- Thread Starter
- 21-03-2011 16:08
- 30-03-2011 09:06
Currently, the British Govt are getting xenophobic about non-EU people migrating to UK. If you have been reading the news lately, you will understand what I mean. But generally, after your Foundation years, your application will be at the bottom of the pile for further training jobs - go the the website: http://www.mmc.nhs.uk/ and get some info on whether you will be eligible to apply to stay after your Foundation years. I think you may get the job if no one from UK or EU applies. That means unpopular specialties or in rural small towns.
But all these rules are man-made. Things may change after your 5 years of studying and 2 years of Foundation. So really, too early to have definite plans.
As for question 3, UK is not like Singapore... you don't lose out on anything by being just PR. Unless, of course, you commit such a serious crime they withdraw your PR! I have friends on PR, working/living there and enjoying the usual privileges such as free bus rides for senior citizens.
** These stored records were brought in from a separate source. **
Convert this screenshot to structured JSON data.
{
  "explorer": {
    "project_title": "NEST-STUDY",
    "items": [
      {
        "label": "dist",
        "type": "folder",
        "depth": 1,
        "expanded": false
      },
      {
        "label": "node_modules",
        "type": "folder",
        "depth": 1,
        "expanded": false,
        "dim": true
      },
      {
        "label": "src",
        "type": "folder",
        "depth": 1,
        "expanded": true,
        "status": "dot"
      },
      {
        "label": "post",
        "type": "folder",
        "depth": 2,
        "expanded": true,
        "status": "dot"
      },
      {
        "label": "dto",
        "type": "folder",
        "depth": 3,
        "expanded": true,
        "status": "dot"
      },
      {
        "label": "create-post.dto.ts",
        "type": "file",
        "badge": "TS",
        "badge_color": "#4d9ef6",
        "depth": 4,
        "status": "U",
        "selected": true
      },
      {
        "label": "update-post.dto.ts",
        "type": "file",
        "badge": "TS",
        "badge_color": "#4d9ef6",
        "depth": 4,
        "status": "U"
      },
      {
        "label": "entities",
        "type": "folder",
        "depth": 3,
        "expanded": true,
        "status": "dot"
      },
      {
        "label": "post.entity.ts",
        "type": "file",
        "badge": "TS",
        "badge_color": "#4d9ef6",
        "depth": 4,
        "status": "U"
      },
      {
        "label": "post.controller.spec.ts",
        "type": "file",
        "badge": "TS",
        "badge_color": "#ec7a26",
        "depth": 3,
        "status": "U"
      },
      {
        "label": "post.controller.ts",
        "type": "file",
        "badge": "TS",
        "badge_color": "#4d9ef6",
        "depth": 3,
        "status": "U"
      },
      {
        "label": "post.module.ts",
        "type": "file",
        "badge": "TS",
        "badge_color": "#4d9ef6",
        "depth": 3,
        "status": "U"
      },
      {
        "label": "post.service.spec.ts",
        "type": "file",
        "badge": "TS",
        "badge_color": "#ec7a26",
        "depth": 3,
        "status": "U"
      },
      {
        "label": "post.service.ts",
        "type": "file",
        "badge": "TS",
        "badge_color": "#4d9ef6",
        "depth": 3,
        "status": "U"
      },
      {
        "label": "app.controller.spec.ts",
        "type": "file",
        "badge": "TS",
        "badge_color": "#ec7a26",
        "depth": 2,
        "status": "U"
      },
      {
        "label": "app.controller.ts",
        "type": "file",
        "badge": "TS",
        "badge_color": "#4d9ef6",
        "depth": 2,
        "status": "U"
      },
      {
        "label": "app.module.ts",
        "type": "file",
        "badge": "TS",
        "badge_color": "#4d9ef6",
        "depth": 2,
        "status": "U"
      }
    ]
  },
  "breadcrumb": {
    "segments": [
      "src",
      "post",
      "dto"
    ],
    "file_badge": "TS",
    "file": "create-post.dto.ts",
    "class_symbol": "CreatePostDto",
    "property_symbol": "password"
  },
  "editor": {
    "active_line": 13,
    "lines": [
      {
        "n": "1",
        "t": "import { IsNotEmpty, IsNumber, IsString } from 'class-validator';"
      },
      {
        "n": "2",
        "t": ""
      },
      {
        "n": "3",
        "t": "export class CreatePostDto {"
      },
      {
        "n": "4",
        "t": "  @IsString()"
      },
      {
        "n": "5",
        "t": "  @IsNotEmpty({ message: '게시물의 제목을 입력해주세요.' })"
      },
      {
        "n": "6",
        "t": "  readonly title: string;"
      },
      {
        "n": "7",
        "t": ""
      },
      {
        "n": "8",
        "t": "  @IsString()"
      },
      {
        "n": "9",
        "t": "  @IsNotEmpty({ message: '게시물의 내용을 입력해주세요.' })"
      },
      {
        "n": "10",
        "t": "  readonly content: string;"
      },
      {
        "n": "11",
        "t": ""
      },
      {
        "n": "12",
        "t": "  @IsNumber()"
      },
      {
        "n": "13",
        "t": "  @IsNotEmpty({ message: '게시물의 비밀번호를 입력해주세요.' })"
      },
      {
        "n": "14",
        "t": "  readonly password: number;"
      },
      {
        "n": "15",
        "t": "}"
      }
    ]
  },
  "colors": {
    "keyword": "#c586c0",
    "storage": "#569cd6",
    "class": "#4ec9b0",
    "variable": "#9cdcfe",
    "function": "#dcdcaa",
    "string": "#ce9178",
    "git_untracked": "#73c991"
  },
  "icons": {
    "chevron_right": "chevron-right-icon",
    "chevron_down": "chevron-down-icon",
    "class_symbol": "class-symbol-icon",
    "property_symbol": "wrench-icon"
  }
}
Eligibility for education, housing or child benefits are the same for citizens or PRs. The question is whether a person is considered "Resident" to enjoy all these, not citizenship.